The Mozilla Foundationannounced in 2003 that it would stop developing the Mozilla Suite with the 1.7.x line of releases, handing off the code base to the SeaMonkey Council. Version 1.0, according to a letter signed by most members of the current Council, is the project's efforts to release a SeaMonkey front end running on a Gecko layout engine version 1.8 back end.
Although SeaMonkey version 1.0 will not deviate much from the last Mozilla supported version of the suite, the development team behind the project is looking to add many of the features currently available in Firefox and Thunderbird -- as well as some that are not.
The council has rough plans for a version 1.1 later this year, and version 1.5 potentially sometime in 2007, said Christopher Thomas, release engineer for the project and a member of the Council. Like 1.0, version 1.1 will be based on Gecko 1.8.x, he said, with 1.5 expected to be based on Gecko 1.9, which is currently under development.
Despite speculation that Mozilla is planning to use Firefox and Thunderbird in a new suite of Web applications, Christopher Beard, vice president of products for the Mozilla Corporation, said only that the Foundation and Corporation "continues to evaluate how our products can best meet the needs of consumers." The corporation is the for-profit arm of the Mozilla Foundation, formed to support, develop, and market both Firefox and Thunderbird, as well as fund the range of projects and development done by the Foundation.
Mozilla halted development and testing on its application suite to focus more specifically on its Firefox Web browser and Thunderbird email client, Beard said.
"Even though Mozilla no longer officially issues new feature releases of the Mozilla Suite, we're supportive of the community's efforts to continue to build upon this open source legacy code base," Beard said.

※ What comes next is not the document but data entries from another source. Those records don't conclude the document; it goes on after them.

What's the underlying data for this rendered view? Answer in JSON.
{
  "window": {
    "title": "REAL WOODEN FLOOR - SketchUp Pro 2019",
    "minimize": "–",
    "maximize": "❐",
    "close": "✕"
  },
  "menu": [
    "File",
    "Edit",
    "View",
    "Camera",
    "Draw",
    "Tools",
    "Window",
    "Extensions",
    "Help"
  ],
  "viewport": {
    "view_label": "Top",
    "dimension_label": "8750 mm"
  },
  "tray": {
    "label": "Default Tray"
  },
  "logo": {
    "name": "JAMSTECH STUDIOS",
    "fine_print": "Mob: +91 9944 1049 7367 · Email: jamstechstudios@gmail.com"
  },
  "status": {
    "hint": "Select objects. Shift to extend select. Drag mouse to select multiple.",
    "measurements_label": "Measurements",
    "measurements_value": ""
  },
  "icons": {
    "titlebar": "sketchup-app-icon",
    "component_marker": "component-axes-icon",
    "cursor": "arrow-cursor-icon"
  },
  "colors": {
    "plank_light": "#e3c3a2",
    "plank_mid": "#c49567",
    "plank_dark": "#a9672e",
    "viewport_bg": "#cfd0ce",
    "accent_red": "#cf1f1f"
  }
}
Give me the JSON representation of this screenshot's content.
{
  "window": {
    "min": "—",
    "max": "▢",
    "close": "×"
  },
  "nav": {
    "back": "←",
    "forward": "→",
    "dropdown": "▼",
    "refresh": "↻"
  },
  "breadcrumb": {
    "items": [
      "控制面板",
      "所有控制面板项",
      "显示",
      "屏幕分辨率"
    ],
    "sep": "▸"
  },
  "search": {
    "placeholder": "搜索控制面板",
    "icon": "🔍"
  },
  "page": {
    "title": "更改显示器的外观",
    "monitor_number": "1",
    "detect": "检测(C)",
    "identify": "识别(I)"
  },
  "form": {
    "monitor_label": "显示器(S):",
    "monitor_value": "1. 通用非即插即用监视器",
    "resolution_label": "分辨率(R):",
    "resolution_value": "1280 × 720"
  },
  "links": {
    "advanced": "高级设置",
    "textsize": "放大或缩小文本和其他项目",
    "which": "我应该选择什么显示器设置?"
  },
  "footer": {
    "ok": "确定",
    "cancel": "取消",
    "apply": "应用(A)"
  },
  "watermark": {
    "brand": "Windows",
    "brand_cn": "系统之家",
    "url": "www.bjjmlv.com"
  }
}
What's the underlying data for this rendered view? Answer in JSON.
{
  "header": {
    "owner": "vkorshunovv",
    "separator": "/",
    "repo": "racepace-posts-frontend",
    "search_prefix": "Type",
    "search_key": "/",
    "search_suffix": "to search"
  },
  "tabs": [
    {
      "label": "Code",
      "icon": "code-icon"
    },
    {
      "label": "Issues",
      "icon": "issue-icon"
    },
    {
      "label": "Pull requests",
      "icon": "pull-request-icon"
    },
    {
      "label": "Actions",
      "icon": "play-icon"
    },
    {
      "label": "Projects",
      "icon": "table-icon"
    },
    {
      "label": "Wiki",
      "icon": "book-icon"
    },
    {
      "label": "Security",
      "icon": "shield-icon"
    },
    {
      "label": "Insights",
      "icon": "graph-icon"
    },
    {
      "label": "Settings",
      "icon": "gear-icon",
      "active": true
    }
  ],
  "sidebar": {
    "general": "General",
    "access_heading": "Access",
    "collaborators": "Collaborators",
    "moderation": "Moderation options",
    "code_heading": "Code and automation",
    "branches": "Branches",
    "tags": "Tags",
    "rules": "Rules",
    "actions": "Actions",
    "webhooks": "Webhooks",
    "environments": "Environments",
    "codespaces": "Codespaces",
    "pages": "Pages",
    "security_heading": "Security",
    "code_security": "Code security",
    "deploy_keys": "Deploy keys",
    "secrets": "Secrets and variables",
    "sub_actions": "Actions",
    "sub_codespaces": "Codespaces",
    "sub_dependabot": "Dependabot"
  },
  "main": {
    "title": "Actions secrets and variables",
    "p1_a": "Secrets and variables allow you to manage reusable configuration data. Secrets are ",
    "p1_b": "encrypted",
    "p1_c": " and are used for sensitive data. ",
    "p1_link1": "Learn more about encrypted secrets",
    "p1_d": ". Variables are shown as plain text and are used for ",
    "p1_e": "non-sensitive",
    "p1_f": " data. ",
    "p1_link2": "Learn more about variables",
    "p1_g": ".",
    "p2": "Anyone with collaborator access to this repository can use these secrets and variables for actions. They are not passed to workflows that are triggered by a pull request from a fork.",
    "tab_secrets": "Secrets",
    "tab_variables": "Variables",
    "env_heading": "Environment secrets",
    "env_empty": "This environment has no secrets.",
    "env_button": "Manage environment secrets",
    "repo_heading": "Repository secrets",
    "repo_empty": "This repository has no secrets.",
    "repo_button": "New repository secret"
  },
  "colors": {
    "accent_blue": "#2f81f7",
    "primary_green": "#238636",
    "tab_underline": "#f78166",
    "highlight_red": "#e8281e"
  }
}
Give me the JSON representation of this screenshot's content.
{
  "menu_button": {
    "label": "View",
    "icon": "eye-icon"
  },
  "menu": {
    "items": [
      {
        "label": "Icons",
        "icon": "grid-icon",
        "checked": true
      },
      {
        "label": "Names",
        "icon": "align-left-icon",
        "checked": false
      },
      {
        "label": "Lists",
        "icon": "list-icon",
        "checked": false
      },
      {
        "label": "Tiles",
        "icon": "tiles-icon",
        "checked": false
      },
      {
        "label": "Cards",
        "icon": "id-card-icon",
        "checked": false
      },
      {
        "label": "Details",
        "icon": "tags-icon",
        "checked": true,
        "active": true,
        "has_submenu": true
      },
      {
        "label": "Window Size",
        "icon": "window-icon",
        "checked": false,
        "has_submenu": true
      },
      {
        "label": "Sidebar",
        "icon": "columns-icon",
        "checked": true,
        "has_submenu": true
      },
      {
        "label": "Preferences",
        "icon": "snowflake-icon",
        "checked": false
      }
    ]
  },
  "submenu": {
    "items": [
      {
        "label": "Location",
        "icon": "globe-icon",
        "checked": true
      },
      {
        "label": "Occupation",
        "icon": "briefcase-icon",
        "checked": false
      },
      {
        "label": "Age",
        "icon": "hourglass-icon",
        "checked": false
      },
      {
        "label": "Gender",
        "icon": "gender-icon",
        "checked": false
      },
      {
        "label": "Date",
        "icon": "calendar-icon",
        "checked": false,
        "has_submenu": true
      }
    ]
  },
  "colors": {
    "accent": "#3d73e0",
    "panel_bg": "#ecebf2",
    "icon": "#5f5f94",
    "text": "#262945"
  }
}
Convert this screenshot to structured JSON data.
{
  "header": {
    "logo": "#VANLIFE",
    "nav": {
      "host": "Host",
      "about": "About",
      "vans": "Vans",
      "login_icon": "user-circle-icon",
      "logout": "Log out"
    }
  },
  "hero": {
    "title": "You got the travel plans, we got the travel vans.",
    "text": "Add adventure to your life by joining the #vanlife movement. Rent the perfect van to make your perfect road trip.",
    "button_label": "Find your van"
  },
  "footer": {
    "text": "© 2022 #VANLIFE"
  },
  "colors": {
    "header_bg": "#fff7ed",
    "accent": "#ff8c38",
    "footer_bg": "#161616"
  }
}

As it does with other projects it supports, Mozilla provides the SeaMonkey project with server space, access to its concurrent versions system (CVS) for builds and releases, the https://bugzilla.mozilla.org/">Bugzilla bug tracking system, development tools, and legal support. Thomas said Mozilla also offers SeaMonkey tinderboxes -- machines that retrieve code from the CVS and compile it to help developers see where patches to the software have affected its other parts.
"Without the resources they provide, we'd likely need many thousands of dollars and would still have a hard time," Thomas said, offering as an example that the project would likely not be able to afford the bandwidth to ship its releases.
Thomas, a dedicated user of the Mozilla Suite since the release of version 1.0 in 1998, said users of the old suite, and now SeaMonkey, are looking for an application that integrates a Web browser and email client, among other things. The all-in-one goal of the project is what attracts its users, he said.
Former Mozilla Suite user Taran Rampersad documented his switch to Firefox and Thunderbird in a January 8 post to KnowProSE.com, as well as in a shortened version of the post on his own blog. Although he wrote that the switch was relatively easy, he was less than happy "being practically forced to do this.... I think it's poor form to have left the Mozilla Suite without updates while Firefox gets all the plugins and updates."
His apprehension to just switching to SeaMonkey at the time of the post, he wrote, was that it was still in beta testing, and he is not willing to trust his data with the beta version. He also wrote that switching to SeaMonkey, even if it means getting back the integration of a suite of applications, wouldn't be worth it if Firefox plugins don't work with the suite and its users can't maintain a similar level of functionality to the standalone browser.
For versions 1.0 and 1.1, Thomas said that some Firefox extensions will work with SeaMonkey and others won't -- though he adds that with a little tweaking, most of them can be made compatible with the suite. He said, however, that many of the Mozilla Suite extensions work with SeaMonkey, and that some developers on the MozillaZine forums also have ported some to it.
Though there are additional features being worked on for SeaMonkey 1.1, the real differences will come in the version that follows. Thomas said that some "large internal changes" for the release of version 1.5 will "make it much more likely that Firefox extensions will just work" in SeaMonkey -- changes that come with further incorporating parts of Firefox.
According to Thomas, SeaMonkey currently is based on Mozilla's cross platform front-end (XPFE) toolkit, where Firefox and Thunderbird use a fork of the original called Toolkit. Although both "do pretty much the same thing," he said they have grown apart over time, and with SeaMonkey making the switch, the suite will benefit from work done on Firefox, at least partially because extension authors will see an application program interface (API) that is similar to the one they are used to.
While users can build SeaMonkey with a calendar function now, Thomas said it isn't shipped with official releases because it's not ready yet. He expects that a calendar function of some sort will be incorporated into the suite in the future, though he was unsure whether that would be something Mozilla-based or derived from another open source calendar project.
Thomas said that the only major goal set for SeaMonkey 1.5 is the toolkit change, but that with a roadmap yet to be finalized and 1.1 slated to come out at least a year ahead of it, there are bound to be more features and functions added before 2007.